# What is expected
Every line of the data must be copied exactly.

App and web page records
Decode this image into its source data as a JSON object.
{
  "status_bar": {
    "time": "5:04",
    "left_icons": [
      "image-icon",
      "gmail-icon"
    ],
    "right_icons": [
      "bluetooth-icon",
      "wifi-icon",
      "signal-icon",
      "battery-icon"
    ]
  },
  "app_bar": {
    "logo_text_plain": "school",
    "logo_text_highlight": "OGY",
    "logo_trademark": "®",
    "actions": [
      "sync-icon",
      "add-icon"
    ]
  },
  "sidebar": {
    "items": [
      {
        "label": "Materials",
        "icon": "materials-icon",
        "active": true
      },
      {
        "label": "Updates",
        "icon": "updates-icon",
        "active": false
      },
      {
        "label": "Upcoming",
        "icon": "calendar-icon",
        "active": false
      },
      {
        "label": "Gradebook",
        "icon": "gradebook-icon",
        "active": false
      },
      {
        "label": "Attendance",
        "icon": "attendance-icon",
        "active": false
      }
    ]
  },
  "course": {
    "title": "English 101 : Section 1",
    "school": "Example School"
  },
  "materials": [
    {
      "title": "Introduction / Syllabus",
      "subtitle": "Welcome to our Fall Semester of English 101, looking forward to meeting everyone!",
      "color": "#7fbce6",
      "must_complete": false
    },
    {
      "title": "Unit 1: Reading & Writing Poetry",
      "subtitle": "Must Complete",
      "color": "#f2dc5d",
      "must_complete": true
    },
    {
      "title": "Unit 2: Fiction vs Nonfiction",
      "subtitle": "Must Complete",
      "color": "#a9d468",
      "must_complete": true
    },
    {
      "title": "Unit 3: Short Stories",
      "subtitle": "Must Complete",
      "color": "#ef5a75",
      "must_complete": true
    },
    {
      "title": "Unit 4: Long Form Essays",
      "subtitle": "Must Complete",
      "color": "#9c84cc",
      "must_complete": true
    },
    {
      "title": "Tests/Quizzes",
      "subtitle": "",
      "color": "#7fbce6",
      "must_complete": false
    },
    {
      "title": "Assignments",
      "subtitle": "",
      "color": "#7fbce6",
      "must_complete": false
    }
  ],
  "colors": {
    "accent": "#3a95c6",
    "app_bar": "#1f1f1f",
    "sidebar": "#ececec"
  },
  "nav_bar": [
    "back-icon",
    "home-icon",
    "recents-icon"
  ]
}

# Task answer
Decode this image into its source data as a JSON object.
{
  "status_bar": {
    "time": "5:04",
    "left_icons": [
      "image-icon",
      "gmail-icon"
    ],
    "right_icons": [
      "bluetooth-icon",
      "wifi-icon",
      "signal-icon",
      "battery-icon"
    ]
  },
  "app_bar": {
    "logo_text_plain": "school",
    "logo_text_highlight": "OGY",
    "logo_trademark": "®",
    "actions": [
      "sync-icon",
      "add-icon"
    ]
  },
  "sidebar": {
    "items": [
      {
        "label": "Materials",
        "icon": "materials-icon",
        "active": true
      },
      {
        "label": "Updates",
        "icon": "updates-icon",
        "active": false
      },
      {
        "label": "Upcoming",
        "icon": "calendar-icon",
        "active": false
      },
      {
        "label": "Gradebook",
        "icon": "gradebook-icon",
        "active": false
      },
      {
        "label": "Attendance",
        "icon": "attendance-icon",
        "active": false
      }
    ]
  },
  "course": {
    "title": "English 101 : Section 1",
    "school": "Example School"
  },
  "materials": [
    {
      "title": "Introduction / Syllabus",
      "subtitle": "Welcome to our Fall Semester of English 101, looking forward to meeting everyone!",
      "color": "#7fbce6",
      "must_complete": false
    },
    {
      "title": "Unit 1: Reading & Writing Poetry",
      "subtitle": "Must Complete",
      "color": "#f2dc5d",
      "must_complete": true
    },
    {
      "title": "Unit 2: Fiction vs Nonfiction",
      "subtitle": "Must Complete",
      "color": "#a9d468",
      "must_complete": true
    },
    {
      "title": "Unit 3: Short Stories",
      "subtitle": "Must Complete",
      "color": "#ef5a75",
      "must_complete": true
    },
    {
      "title": "Unit 4: Long Form Essays",
      "subtitle": "Must Complete",
      "color": "#9c84cc",
      "must_complete": true
    },
    {
      "title": "Tests/Quizzes",
      "subtitle": "",
      "color": "#7fbce6",
      "must_complete": false
    },
    {
      "title": "Assignments",
      "subtitle": "",
      "color": "#7fbce6",
      "must_complete": false
    }
  ],
  "colors": {
    "accent": "#3a95c6",
    "app_bar": "#1f1f1f",
    "sidebar": "#ececec"
  },
  "nav_bar": [
    "back-icon",
    "home-icon",
    "recents-icon"
  ]
}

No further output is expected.